> Problem description:
Exactly reproduce each entry, leaving out nothing.

> Stored data:
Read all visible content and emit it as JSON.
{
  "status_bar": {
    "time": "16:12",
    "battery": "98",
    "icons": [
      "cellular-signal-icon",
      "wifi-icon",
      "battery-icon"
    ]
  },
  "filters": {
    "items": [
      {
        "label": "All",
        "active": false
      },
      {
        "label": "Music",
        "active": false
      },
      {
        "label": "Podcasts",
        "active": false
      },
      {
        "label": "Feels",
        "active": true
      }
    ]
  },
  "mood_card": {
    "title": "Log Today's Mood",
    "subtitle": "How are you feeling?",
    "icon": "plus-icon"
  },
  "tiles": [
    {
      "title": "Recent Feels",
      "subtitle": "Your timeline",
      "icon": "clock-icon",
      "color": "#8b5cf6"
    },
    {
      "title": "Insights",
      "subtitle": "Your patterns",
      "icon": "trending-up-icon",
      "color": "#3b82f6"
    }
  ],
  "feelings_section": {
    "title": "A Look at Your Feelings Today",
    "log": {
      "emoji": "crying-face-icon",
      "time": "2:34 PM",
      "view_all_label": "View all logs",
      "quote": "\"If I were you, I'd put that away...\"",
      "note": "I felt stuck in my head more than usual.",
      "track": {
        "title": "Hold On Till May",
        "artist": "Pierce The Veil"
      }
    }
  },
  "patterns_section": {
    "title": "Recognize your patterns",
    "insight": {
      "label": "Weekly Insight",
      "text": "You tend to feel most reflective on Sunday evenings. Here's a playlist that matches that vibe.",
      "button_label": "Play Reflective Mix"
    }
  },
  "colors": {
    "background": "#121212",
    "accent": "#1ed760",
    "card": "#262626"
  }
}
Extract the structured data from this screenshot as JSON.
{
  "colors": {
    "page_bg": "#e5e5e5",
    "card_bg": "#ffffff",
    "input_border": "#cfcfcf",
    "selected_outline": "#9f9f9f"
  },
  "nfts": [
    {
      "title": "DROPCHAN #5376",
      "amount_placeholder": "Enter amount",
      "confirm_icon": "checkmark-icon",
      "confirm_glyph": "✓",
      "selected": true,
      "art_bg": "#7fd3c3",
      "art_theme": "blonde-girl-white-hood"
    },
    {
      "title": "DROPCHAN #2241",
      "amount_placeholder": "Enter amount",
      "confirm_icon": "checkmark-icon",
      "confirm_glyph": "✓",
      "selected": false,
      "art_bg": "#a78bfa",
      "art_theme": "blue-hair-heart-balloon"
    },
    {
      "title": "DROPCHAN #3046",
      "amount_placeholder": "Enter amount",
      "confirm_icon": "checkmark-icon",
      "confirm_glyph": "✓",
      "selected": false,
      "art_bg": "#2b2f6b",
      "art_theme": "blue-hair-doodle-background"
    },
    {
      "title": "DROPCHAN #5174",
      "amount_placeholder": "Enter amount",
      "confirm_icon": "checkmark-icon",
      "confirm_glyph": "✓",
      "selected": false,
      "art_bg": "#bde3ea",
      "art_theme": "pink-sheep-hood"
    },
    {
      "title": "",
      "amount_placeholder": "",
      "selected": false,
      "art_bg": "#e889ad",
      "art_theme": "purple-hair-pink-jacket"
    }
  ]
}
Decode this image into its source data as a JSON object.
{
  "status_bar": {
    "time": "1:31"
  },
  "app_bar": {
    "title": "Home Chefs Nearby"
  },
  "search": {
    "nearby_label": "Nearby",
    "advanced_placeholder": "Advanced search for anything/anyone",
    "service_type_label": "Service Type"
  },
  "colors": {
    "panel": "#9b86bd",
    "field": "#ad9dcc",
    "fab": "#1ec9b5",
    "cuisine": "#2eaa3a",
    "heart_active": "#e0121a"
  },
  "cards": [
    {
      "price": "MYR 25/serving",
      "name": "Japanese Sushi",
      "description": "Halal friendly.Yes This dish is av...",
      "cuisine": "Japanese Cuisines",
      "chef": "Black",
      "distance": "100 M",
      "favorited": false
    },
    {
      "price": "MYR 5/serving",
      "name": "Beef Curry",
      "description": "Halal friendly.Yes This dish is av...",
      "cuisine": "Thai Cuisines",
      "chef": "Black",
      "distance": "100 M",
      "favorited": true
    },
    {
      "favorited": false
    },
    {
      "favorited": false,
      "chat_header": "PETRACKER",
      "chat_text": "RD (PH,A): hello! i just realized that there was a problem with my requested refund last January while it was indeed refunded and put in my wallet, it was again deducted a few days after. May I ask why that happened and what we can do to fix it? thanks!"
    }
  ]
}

> Written response:
Read all visible content and emit it as JSON.
{
  "status_bar": {
    "time": "16:12",
    "battery": "98",
    "icons": [
      "cellular-signal-icon",
      "wifi-icon",
      "battery-icon"
    ]
  },
  "filters": {
    "items": [
      {
        "label": "All",
        "active": false
      },
      {
        "label": "Music",
        "active": false
      },
      {
        "label": "Podcasts",
        "active": false
      },
      {
        "label": "Feels",
        "active": true
      }
    ]
  },
  "mood_card": {
    "title": "Log Today's Mood",
    "subtitle": "How are you feeling?",
    "icon": "plus-icon"
  },
  "tiles": [
    {
      "title": "Recent Feels",
      "subtitle": "Your timeline",
      "icon": "clock-icon",
      "color": "#8b5cf6"
    },
    {
      "title": "Insights",
      "subtitle": "Your patterns",
      "icon": "trending-up-icon",
      "color": "#3b82f6"
    }
  ],
  "feelings_section": {
    "title": "A Look at Your Feelings Today",
    "log": {
      "emoji": "crying-face-icon",
      "time": "2:34 PM",
      "view_all_label": "View all logs",
      "quote": "\"If I were you, I'd put that away...\"",
      "note": "I felt stuck in my head more than usual.",
      "track": {
        "title": "Hold On Till May",
        "artist": "Pierce The Veil"
      }
    }
  },
  "patterns_section": {
    "title": "Recognize your patterns",
    "insight": {
      "label": "Weekly Insight",
      "text": "You tend to feel most reflective on Sunday evenings. Here's a playlist that matches that vibe.",
      "button_label": "Play Reflective Mix"
    }
  },
  "colors": {
    "background": "#121212",
    "accent": "#1ed760",
    "card": "#262626"
  }
}
Extract the structured data from this screenshot as JSON.
{
  "colors": {
    "page_bg": "#e5e5e5",
    "card_bg": "#ffffff",
    "input_border": "#cfcfcf",
    "selected_outline": "#9f9f9f"
  },
  "nfts": [
    {
      "title": "DROPCHAN #5376",
      "amount_placeholder": "Enter amount",
      "confirm_icon": "checkmark-icon",
      "confirm_glyph": "✓",
      "selected": true,
      "art_bg": "#7fd3c3",
      "art_theme": "blonde-girl-white-hood"
    },
    {
      "title": "DROPCHAN #2241",
      "amount_placeholder": "Enter amount",
      "confirm_icon": "checkmark-icon",
      "confirm_glyph": "✓",
      "selected": false,
      "art_bg": "#a78bfa",
      "art_theme": "blue-hair-heart-balloon"
    },
    {
      "title": "DROPCHAN #3046",
      "amount_placeholder": "Enter amount",
      "confirm_icon": "checkmark-icon",
      "confirm_glyph": "✓",
      "selected": false,
      "art_bg": "#2b2f6b",
      "art_theme": "blue-hair-doodle-background"
    },
    {
      "title": "DROPCHAN #5174",
      "amount_placeholder": "Enter amount",
      "confirm_icon": "checkmark-icon",
      "confirm_glyph": "✓",
      "selected": false,
      "art_bg": "#bde3ea",
      "art_theme": "pink-sheep-hood"
    },
    {
      "title": "",
      "amount_placeholder": "",
      "selected": false,
      "art_bg": "#e889ad",
      "art_theme": "purple-hair-pink-jacket"
    }
  ]
}
Decode this image into its source data as a JSON object.
{
  "status_bar": {
    "time": "1:31"
  },
  "app_bar": {
    "title": "Home Chefs Nearby"
  },
  "search": {
    "nearby_label": "Nearby",
    "advanced_placeholder": "Advanced search for anything/anyone",
    "service_type_label": "Service Type"
  },
  "colors": {
    "panel": "#9b86bd",
    "field": "#ad9dcc",
    "fab": "#1ec9b5",
    "cuisine": "#2eaa3a",
    "heart_active": "#e0121a"
  },
  "cards": [
    {
      "price": "MYR 25/serving",
      "name": "Japanese Sushi",
      "description": "Halal friendly.Yes This dish is av...",
      "cuisine": "Japanese Cuisines",
      "chef": "Black",
      "distance": "100 M",
      "favorited": false
    },
    {
      "price": "MYR 5/serving",
      "name": "Beef Curry",
      "description": "Halal friendly.Yes This dish is av...",
      "cuisine": "Thai Cuisines",
      "chef": "Black",
      "distance": "100 M",
      "favorited": true
    },
    {
      "favorited": false
    },
    {
      "favorited": false,
      "chat_header": "PETRACKER",
      "chat_text": "RD (PH,A): hello! i just realized that there was a problem with my requested refund last January while it was indeed refunded and put in my wallet, it was again deducted a few days after. May I ask why that happened and what we can do to fix it? thanks!"
    }
  ]
}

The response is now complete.